• [What you have to do] Every entry must be duplicated word for word.

[Page and application data records]
···
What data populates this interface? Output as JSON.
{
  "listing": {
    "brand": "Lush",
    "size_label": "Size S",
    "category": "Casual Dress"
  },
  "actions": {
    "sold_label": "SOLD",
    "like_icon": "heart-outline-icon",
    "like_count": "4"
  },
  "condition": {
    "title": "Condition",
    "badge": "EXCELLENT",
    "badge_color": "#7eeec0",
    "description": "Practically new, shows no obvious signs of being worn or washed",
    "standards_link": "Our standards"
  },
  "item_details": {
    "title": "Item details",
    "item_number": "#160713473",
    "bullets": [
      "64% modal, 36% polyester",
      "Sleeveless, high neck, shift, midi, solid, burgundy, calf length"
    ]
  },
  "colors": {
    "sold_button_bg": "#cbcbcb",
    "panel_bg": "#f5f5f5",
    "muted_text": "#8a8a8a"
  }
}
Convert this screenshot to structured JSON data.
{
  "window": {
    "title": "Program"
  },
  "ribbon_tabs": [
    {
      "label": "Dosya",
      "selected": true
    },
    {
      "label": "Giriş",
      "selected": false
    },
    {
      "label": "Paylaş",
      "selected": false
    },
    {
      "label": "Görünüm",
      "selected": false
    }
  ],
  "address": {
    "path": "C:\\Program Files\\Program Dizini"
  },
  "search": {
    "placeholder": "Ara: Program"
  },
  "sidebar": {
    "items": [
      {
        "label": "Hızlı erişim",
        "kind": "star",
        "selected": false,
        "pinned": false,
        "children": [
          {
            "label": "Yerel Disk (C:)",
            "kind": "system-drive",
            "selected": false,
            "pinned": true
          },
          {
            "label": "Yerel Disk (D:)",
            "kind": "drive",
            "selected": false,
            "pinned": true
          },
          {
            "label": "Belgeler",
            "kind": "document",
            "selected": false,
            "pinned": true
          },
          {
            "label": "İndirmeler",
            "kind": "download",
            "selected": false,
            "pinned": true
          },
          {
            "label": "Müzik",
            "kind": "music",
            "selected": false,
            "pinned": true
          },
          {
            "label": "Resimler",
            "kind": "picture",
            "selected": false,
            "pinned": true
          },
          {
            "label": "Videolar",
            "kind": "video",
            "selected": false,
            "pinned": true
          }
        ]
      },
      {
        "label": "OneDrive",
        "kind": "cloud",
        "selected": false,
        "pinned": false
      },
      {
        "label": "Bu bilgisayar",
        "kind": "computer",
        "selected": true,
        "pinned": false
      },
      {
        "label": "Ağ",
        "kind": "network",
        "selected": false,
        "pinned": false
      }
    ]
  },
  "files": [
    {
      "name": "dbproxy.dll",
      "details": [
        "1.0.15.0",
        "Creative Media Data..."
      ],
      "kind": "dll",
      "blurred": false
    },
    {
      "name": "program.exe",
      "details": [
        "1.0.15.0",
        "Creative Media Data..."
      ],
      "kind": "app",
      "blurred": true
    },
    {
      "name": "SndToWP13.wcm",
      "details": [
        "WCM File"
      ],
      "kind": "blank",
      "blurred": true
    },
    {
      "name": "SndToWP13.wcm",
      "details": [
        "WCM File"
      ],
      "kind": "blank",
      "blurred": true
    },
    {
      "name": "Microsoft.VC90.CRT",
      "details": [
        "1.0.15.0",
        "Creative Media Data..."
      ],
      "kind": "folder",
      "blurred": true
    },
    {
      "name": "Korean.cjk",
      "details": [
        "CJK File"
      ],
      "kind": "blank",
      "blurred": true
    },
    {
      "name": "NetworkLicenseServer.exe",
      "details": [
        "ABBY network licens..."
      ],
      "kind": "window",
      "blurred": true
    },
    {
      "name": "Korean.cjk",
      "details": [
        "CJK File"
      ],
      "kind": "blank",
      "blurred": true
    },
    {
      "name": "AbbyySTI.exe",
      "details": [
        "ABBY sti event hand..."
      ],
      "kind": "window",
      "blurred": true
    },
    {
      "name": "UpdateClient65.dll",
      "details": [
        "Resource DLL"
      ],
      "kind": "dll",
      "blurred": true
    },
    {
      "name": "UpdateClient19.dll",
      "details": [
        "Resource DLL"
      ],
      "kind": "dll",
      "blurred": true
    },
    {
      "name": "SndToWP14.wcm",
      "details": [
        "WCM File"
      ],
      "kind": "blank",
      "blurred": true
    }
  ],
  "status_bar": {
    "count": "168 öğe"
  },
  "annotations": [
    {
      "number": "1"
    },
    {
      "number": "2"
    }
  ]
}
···
• [Response]
What data populates this interface? Output as JSON.
{
  "listing": {
    "brand": "Lush",
    "size_label": "Size S",
    "category": "Casual Dress"
  },
  "actions": {
    "sold_label": "SOLD",
    "like_icon": "heart-outline-icon",
    "like_count": "4"
  },
  "condition": {
    "title": "Condition",
    "badge": "EXCELLENT",
    "badge_color": "#7eeec0",
    "description": "Practically new, shows no obvious signs of being worn or washed",
    "standards_link": "Our standards"
  },
  "item_details": {
    "title": "Item details",
    "item_number": "#160713473",
    "bullets": [
      "64% modal, 36% polyester",
      "Sleeveless, high neck, shift, midi, solid, burgundy, calf length"
    ]
  },
  "colors": {
    "sold_button_bg": "#cbcbcb",
    "panel_bg": "#f5f5f5",
    "muted_text": "#8a8a8a"
  }
}
Convert this screenshot to structured JSON data.
{
  "window": {
    "title": "Program"
  },
  "ribbon_tabs": [
    {
      "label": "Dosya",
      "selected": true
    },
    {
      "label": "Giriş",
      "selected": false
    },
    {
      "label": "Paylaş",
      "selected": false
    },
    {
      "label": "Görünüm",
      "selected": false
    }
  ],
  "address": {
    "path": "C:\\Program Files\\Program Dizini"
  },
  "search": {
    "placeholder": "Ara: Program"
  },
  "sidebar": {
    "items": [
      {
        "label": "Hızlı erişim",
        "kind": "star",
        "selected": false,
        "pinned": false,
        "children": [
          {
            "label": "Yerel Disk (C:)",
            "kind": "system-drive",
            "selected": false,
            "pinned": true
          },
          {
            "label": "Yerel Disk (D:)",
            "kind": "drive",
            "selected": false,
            "pinned": true
          },
          {
            "label": "Belgeler",
            "kind": "document",
            "selected": false,
            "pinned": true
          },
          {
            "label": "İndirmeler",
            "kind": "download",
            "selected": false,
            "pinned": true
          },
          {
            "label": "Müzik",
            "kind": "music",
            "selected": false,
            "pinned": true
          },
          {
            "label": "Resimler",
            "kind": "picture",
            "selected": false,
            "pinned": true
          },
          {
            "label": "Videolar",
            "kind": "video",
            "selected": false,
            "pinned": true
          }
        ]
      },
      {
        "label": "OneDrive",
        "kind": "cloud",
        "selected": false,
        "pinned": false
      },
      {
        "label": "Bu bilgisayar",
        "kind": "computer",
        "selected": true,
        "pinned": false
      },
      {
        "label": "Ağ",
        "kind": "network",
        "selected": false,
        "pinned": false
      }
    ]
  },
  "files": [
    {
      "name": "dbproxy.dll",
      "details": [
        "1.0.15.0",
        "Creative Media Data..."
      ],
      "kind": "dll",
      "blurred": false
    },
    {
      "name": "program.exe",
      "details": [
        "1.0.15.0",
        "Creative Media Data..."
      ],
      "kind": "app",
      "blurred": true
    },
    {
      "name": "SndToWP13.wcm",
      "details": [
        "WCM File"
      ],
      "kind": "blank",
      "blurred": true
    },
    {
      "name": "SndToWP13.wcm",
      "details": [
        "WCM File"
      ],
      "kind": "blank",
      "blurred": true
    },
    {
      "name": "Microsoft.VC90.CRT",
      "details": [
        "1.0.15.0",
        "Creative Media Data..."
      ],
      "kind": "folder",
      "blurred": true
    },
    {
      "name": "Korean.cjk",
      "details": [
        "CJK File"
      ],
      "kind": "blank",
      "blurred": true
    },
    {
      "name": "NetworkLicenseServer.exe",
      "details": [
        "ABBY network licens..."
      ],
      "kind": "window",
      "blurred": true
    },
    {
      "name": "Korean.cjk",
      "details": [
        "CJK File"
      ],
      "kind": "blank",
      "blurred": true
    },
    {
      "name": "AbbyySTI.exe",
      "details": [
        "ABBY sti event hand..."
      ],
      "kind": "window",
      "blurred": true
    },
    {
      "name": "UpdateClient65.dll",
      "details": [
        "Resource DLL"
      ],
      "kind": "dll",
      "blurred": true
    },
    {
      "name": "UpdateClient19.dll",
      "details": [
        "Resource DLL"
      ],
      "kind": "dll",
      "blurred": true
    },
    {
      "name": "SndToWP14.wcm",
      "details": [
        "WCM File"
      ],
      "kind": "blank",
      "blurred": true
    }
  ],
  "status_bar": {
    "count": "168 öğe"
  },
  "annotations": [
    {
      "number": "1"
    },
    {
      "number": "2"
    }
  ]
}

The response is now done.